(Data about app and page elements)
--
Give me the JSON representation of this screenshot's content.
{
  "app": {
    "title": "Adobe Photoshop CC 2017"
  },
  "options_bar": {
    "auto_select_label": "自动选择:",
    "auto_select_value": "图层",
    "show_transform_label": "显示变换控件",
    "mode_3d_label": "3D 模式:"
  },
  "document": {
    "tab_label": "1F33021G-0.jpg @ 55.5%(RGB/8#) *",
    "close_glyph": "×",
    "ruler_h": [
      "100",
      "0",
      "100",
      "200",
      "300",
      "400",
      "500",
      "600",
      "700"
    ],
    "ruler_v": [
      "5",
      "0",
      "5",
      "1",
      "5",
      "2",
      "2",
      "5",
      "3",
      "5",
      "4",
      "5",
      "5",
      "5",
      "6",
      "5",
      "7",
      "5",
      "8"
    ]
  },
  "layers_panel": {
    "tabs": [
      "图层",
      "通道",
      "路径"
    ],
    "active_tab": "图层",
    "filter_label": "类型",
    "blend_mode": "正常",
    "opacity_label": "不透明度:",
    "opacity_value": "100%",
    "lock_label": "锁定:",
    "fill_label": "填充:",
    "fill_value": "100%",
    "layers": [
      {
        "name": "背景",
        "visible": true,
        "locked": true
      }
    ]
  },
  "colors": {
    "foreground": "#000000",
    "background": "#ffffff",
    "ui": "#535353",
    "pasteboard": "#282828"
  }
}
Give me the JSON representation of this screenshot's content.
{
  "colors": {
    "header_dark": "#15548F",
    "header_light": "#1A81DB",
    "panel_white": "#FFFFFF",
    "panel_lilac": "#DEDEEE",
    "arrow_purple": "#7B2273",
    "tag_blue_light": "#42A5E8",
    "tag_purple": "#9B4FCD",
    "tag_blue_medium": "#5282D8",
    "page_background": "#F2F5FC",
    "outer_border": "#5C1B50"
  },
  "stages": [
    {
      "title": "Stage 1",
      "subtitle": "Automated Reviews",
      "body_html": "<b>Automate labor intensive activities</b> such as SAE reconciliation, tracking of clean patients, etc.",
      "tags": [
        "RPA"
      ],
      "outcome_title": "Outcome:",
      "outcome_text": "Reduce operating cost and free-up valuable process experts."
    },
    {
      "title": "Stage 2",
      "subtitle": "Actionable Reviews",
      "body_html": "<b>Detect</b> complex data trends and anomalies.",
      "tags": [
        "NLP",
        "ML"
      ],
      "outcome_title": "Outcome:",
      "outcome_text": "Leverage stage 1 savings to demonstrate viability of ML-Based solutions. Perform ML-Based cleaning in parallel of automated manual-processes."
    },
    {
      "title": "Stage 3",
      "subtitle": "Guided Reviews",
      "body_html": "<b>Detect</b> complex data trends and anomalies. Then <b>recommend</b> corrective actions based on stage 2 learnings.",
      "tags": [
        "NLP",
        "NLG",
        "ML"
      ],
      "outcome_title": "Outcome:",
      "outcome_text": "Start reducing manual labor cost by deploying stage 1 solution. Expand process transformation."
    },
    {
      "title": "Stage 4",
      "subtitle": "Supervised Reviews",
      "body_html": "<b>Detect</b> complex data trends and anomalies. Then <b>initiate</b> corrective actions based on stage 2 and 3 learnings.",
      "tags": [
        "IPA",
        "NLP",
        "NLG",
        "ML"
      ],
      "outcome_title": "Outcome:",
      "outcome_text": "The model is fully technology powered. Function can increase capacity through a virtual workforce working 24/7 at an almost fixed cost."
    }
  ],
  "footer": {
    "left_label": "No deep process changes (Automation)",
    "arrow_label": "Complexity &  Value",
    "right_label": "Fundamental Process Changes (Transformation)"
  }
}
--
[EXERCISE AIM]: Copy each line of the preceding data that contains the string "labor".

[EXPECTED OUTPUT]:
      "body_html": "<b>Automate labor intensive activities</b> such as SAE reconciliation, tracking of clean patients, etc.",
      "outcome_text": "Start reducing manual labor cost by deploying stage 1 solution. Expand process transformation."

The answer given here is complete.